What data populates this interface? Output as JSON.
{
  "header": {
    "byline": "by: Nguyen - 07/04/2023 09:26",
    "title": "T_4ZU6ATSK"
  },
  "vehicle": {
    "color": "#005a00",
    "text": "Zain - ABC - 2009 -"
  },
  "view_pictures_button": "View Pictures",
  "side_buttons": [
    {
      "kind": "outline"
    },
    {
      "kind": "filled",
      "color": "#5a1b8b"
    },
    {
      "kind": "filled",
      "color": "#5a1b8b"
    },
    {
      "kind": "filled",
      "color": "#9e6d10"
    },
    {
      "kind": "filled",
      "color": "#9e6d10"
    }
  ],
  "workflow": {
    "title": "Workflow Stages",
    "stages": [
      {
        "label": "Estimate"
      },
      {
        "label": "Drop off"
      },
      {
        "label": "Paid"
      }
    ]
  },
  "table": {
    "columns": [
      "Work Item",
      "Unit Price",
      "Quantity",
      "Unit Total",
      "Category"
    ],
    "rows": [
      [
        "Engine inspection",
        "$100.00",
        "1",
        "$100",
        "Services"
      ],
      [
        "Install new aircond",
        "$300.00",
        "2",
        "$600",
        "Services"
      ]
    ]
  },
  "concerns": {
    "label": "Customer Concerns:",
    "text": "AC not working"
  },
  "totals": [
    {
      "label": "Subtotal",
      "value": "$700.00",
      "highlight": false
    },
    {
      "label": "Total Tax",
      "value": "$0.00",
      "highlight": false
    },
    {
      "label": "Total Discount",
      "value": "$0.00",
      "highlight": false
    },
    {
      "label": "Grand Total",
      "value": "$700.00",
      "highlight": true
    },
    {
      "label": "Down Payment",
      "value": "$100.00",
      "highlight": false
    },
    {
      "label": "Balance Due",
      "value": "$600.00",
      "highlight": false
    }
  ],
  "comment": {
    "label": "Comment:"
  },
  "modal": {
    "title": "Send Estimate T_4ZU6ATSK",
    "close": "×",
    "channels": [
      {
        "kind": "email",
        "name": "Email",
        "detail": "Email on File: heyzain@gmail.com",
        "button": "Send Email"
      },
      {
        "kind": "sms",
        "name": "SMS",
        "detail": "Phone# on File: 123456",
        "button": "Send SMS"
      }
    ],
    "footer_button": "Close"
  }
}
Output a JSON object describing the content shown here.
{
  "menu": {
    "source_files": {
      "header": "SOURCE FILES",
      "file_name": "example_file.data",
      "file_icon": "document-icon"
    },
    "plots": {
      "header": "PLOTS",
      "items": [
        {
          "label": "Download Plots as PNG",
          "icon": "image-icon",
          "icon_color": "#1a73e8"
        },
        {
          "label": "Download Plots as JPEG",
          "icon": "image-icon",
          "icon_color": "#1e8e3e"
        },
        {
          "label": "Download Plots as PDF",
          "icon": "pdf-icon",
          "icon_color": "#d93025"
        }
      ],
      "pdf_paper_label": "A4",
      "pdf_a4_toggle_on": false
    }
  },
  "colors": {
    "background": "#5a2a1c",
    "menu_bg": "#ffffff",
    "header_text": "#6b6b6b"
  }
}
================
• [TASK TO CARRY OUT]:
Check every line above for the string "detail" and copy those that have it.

• [EXERCISE ANSWER]:
        "detail": "Email on File: heyzain@gmail.com",
        "detail": "Phone# on File: 123456",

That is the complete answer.